Nothing is as it seems or more profoundly perhaps, everything is as it seems when human intelligence and will power embrace humility as the path to communion.

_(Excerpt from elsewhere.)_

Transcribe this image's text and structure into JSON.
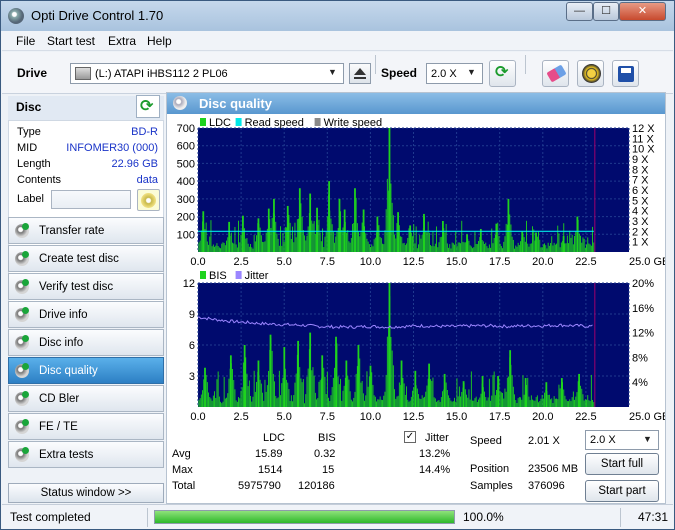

This blessed covenant makes all new and restores truth; meaning; presence, favor and grace, so each and every human heart will know –the practical recognition of God in every action and situation, a life attitude2– God, all in all!

How does humility inform your day to day response to God’s call to new life
–do you find the seemingly contrary reconciled through, with and in forgiveness and/or appreciation?

FACTOID The longest OT quote in the NT is Heb 8:8-12. It reinterprets, the Jeremiah 31:31-34 which is the only time “new covenant” is used in the OT. Also, the Jeremiah quote is reinterpreted in the NT at Luke 22:20 and 1 Cor 11:25.3

1 cf. H.W. Wolff, Anthropology of the Ole Testament, Phl, 1974, 46 ff.
2 Guy P. Couturier, C.S.C, Jeremiah, The New Jerome Biblical Commentary; pp. 290, (New Jersey: Prentice Hall, 1990).
3 Couturier, ibid; p. 289.

Easter from Bjorn Amundsen on Vimeo.

Royal Noble Consort Suk of the Choi Clan

Just finished watching the final episode of Dong Yi [동이]..
What i learned about the life of the Royal Noble Consort Suk of the Choi clan [숙빈최씨] is that:

“a man will be bright/radiant, and successful when he has great intentions and great heart.”

A Student’s Prayer — St. Thomas Aquinas

Creator of all things,
true source of light and wisdom,
origin of all being,
graciously let a ray of your light penetrate
the darkness of my understanding.

Take from me the double darkness
in which I have been born,
an obscurity of sin and ignorance.

Give me a keen understanding,
a retentive memory, and
the ability to grasp things
correctly and fundamentally.

Grant me the talent
of being exact in my explanations
and the ability to express myself
with thoroughness and charm.

Point out the beginning,
direct the progress,
and help in the completion.

I ask this through Christ our Lord.